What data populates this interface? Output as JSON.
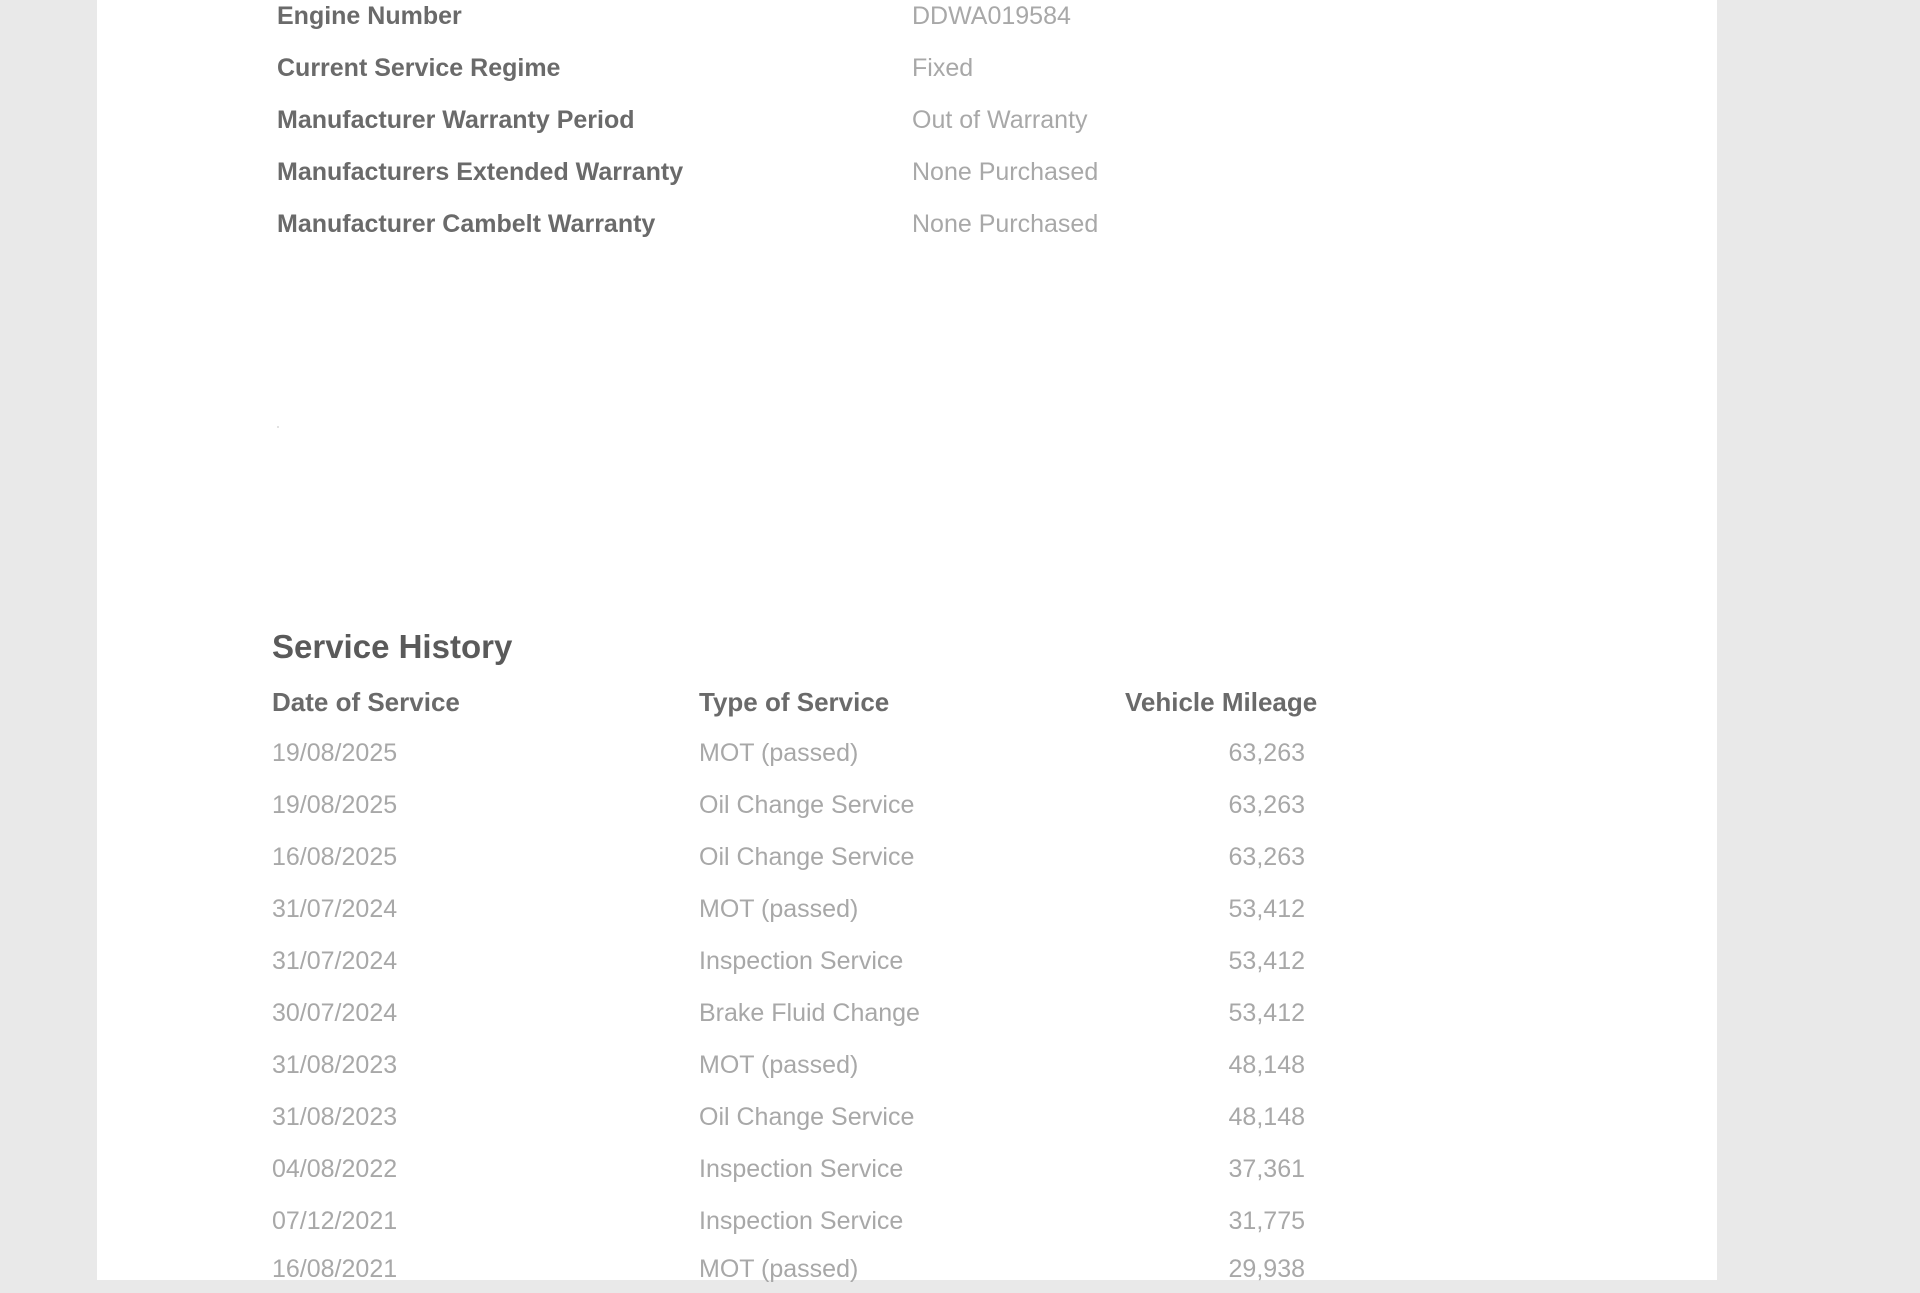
{
  "vehicle_details": [
    {
      "label": "Engine Number",
      "value": "DDWA019584"
    },
    {
      "label": "Current Service Regime",
      "value": "Fixed"
    },
    {
      "label": "Manufacturer Warranty Period",
      "value": "Out of Warranty"
    },
    {
      "label": "Manufacturers Extended Warranty",
      "value": "None Purchased"
    },
    {
      "label": "Manufacturer Cambelt Warranty",
      "value": "None Purchased"
    }
  ],
  "service_history": {
    "title": "Service History",
    "columns": {
      "date": "Date of Service",
      "type": "Type of Service",
      "mileage": "Vehicle Mileage"
    },
    "rows": [
      {
        "date": "19/08/2025",
        "type": "MOT (passed)",
        "mileage": "63,263"
      },
      {
        "date": "19/08/2025",
        "type": "Oil Change Service",
        "mileage": "63,263"
      },
      {
        "date": "16/08/2025",
        "type": "Oil Change Service",
        "mileage": "63,263"
      },
      {
        "date": "31/07/2024",
        "type": "MOT (passed)",
        "mileage": "53,412"
      },
      {
        "date": "31/07/2024",
        "type": "Inspection Service",
        "mileage": "53,412"
      },
      {
        "date": "30/07/2024",
        "type": "Brake Fluid Change",
        "mileage": "53,412"
      },
      {
        "date": "31/08/2023",
        "type": "MOT (passed)",
        "mileage": "48,148"
      },
      {
        "date": "31/08/2023",
        "type": "Oil Change Service",
        "mileage": "48,148"
      },
      {
        "date": "04/08/2022",
        "type": "Inspection Service",
        "mileage": "37,361"
      },
      {
        "date": "07/12/2021",
        "type": "Inspection Service",
        "mileage": "31,775"
      },
      {
        "date": "16/08/2021",
        "type": "MOT (passed)",
        "mileage": "29,938"
      }
    ]
  }
}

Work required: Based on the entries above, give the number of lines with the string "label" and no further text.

Exercise solution: 5